#### PROBLEM:
Before you finish, make sure every line below has been written out exactly.

#### THE DATA:
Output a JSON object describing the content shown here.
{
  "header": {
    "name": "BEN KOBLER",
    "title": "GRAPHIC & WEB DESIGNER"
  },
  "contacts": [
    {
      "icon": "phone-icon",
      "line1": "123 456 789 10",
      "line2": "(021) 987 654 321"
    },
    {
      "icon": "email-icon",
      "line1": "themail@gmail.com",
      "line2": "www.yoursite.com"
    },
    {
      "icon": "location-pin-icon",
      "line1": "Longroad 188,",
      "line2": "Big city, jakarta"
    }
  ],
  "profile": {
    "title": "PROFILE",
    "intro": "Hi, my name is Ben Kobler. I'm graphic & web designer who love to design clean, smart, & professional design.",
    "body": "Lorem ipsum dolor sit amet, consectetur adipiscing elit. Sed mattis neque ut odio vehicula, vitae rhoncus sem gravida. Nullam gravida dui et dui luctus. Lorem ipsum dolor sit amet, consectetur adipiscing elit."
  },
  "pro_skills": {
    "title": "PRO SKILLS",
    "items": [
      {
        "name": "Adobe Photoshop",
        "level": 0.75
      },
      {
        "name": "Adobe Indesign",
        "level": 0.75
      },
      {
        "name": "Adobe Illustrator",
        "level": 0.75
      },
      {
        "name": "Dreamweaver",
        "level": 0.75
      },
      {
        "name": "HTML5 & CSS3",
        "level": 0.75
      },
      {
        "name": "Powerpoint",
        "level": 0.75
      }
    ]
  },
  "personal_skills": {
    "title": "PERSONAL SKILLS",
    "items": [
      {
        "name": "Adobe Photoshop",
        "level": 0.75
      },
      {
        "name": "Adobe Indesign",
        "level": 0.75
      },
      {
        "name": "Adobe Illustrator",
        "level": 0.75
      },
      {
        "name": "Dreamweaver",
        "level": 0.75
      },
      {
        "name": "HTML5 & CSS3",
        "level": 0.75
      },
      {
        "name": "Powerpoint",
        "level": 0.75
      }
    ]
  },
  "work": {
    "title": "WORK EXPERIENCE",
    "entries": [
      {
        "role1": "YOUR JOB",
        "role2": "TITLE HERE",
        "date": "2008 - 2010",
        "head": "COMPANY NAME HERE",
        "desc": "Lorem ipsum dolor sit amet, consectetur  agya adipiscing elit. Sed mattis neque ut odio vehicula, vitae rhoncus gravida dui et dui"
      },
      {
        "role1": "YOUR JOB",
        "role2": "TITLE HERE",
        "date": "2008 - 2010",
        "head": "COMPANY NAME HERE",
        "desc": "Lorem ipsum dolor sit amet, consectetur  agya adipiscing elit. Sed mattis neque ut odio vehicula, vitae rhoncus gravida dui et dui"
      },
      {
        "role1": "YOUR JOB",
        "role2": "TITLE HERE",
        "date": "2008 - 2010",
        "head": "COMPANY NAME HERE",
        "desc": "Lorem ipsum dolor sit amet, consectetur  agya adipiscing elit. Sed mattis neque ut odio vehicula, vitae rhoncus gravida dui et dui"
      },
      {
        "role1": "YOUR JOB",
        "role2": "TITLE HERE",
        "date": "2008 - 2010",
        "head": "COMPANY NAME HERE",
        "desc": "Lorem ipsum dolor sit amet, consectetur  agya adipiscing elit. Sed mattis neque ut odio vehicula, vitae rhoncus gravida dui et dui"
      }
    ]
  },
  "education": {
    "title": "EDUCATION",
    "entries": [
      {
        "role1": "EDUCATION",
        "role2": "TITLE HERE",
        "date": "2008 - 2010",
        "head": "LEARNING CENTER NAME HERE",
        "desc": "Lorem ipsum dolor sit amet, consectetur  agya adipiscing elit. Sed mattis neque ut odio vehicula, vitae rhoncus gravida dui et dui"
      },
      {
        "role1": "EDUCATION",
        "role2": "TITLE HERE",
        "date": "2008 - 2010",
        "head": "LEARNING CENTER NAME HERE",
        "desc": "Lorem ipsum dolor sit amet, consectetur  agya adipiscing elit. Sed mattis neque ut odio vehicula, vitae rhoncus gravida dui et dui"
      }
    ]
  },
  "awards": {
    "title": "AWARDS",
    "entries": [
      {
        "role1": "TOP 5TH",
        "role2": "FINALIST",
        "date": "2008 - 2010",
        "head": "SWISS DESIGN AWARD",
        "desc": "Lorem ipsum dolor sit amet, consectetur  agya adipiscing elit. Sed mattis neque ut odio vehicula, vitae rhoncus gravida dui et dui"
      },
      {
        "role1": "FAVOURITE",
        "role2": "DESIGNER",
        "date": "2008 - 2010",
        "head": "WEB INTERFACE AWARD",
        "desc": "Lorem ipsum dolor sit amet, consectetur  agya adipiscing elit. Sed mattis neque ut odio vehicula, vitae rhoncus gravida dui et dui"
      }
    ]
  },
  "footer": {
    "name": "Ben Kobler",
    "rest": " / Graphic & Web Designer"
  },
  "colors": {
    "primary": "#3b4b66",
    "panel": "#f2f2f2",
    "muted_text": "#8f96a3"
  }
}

#### SOLUTION TO THE PROBLEM:
Output a JSON object describing the content shown here.
{
  "header": {
    "name": "BEN KOBLER",
    "title": "GRAPHIC & WEB DESIGNER"
  },
  "contacts": [
    {
      "icon": "phone-icon",
      "line1": "123 456 789 10",
      "line2": "(021) 987 654 321"
    },
    {
      "icon": "email-icon",
      "line1": "themail@gmail.com",
      "line2": "www.yoursite.com"
    },
    {
      "icon": "location-pin-icon",
      "line1": "Longroad 188,",
      "line2": "Big city, jakarta"
    }
  ],
  "profile": {
    "title": "PROFILE",
    "intro": "Hi, my name is Ben Kobler. I'm graphic & web designer who love to design clean, smart, & professional design.",
    "body": "Lorem ipsum dolor sit amet, consectetur adipiscing elit. Sed mattis neque ut odio vehicula, vitae rhoncus sem gravida. Nullam gravida dui et dui luctus. Lorem ipsum dolor sit amet, consectetur adipiscing elit."
  },
  "pro_skills": {
    "title": "PRO SKILLS",
    "items": [
      {
        "name": "Adobe Photoshop",
        "level": 0.75
      },
      {
        "name": "Adobe Indesign",
        "level": 0.75
      },
      {
        "name": "Adobe Illustrator",
        "level": 0.75
      },
      {
        "name": "Dreamweaver",
        "level": 0.75
      },
      {
        "name": "HTML5 & CSS3",
        "level": 0.75
      },
      {
        "name": "Powerpoint",
        "level": 0.75
      }
    ]
  },
  "personal_skills": {
    "title": "PERSONAL SKILLS",
    "items": [
      {
        "name": "Adobe Photoshop",
        "level": 0.75
      },
      {
        "name": "Adobe Indesign",
        "level": 0.75
      },
      {
        "name": "Adobe Illustrator",
        "level": 0.75
      },
      {
        "name": "Dreamweaver",
        "level": 0.75
      },
      {
        "name": "HTML5 & CSS3",
        "level": 0.75
      },
      {
        "name": "Powerpoint",
        "level": 0.75
      }
    ]
  },
  "work": {
    "title": "WORK EXPERIENCE",
    "entries": [
      {
        "role1": "YOUR JOB",
        "role2": "TITLE HERE",
        "date": "2008 - 2010",
        "head": "COMPANY NAME HERE",
        "desc": "Lorem ipsum dolor sit amet, consectetur  agya adipiscing elit. Sed mattis neque ut odio vehicula, vitae rhoncus gravida dui et dui"
      },
      {
        "role1": "YOUR JOB",
        "role2": "TITLE HERE",
        "date": "2008 - 2010",
        "head": "COMPANY NAME HERE",
        "desc": "Lorem ipsum dolor sit amet, consectetur  agya adipiscing elit. Sed mattis neque ut odio vehicula, vitae rhoncus gravida dui et dui"
      },
      {
        "role1": "YOUR JOB",
        "role2": "TITLE HERE",
        "date": "2008 - 2010",
        "head": "COMPANY NAME HERE",
        "desc": "Lorem ipsum dolor sit amet, consectetur  agya adipiscing elit. Sed mattis neque ut odio vehicula, vitae rhoncus gravida dui et dui"
      },
      {
        "role1": "YOUR JOB",
        "role2": "TITLE HERE",
        "date": "2008 - 2010",
        "head": "COMPANY NAME HERE",
        "desc": "Lorem ipsum dolor sit amet, consectetur  agya adipiscing elit. Sed mattis neque ut odio vehicula, vitae rhoncus gravida dui et dui"
      }
    ]
  },
  "education": {
    "title": "EDUCATION",
    "entries": [
      {
        "role1": "EDUCATION",
        "role2": "TITLE HERE",
        "date": "2008 - 2010",
        "head": "LEARNING CENTER NAME HERE",
        "desc": "Lorem ipsum dolor sit amet, consectetur  agya adipiscing elit. Sed mattis neque ut odio vehicula, vitae rhoncus gravida dui et dui"
      },
      {
        "role1": "EDUCATION",
        "role2": "TITLE HERE",
        "date": "2008 - 2010",
        "head": "LEARNING CENTER NAME HERE",
        "desc": "Lorem ipsum dolor sit amet, consectetur  agya adipiscing elit. Sed mattis neque ut odio vehicula, vitae rhoncus gravida dui et dui"
      }
    ]
  },
  "awards": {
    "title": "AWARDS",
    "entries": [
      {
        "role1": "TOP 5TH",
        "role2": "FINALIST",
        "date": "2008 - 2010",
        "head": "SWISS DESIGN AWARD",
        "desc": "Lorem ipsum dolor sit amet, consectetur  agya adipiscing elit. Sed mattis neque ut odio vehicula, vitae rhoncus gravida dui et dui"
      },
      {
        "role1": "FAVOURITE",
        "role2": "DESIGNER",
        "date": "2008 - 2010",
        "head": "WEB INTERFACE AWARD",
        "desc": "Lorem ipsum dolor sit amet, consectetur  agya adipiscing elit. Sed mattis neque ut odio vehicula, vitae rhoncus gravida dui et dui"
      }
    ]
  },
  "footer": {
    "name": "Ben Kobler",
    "rest": " / Graphic & Web Designer"
  },
  "colors": {
    "primary": "#3b4b66",
    "panel": "#f2f2f2",
    "muted_text": "#8f96a3"
  }
}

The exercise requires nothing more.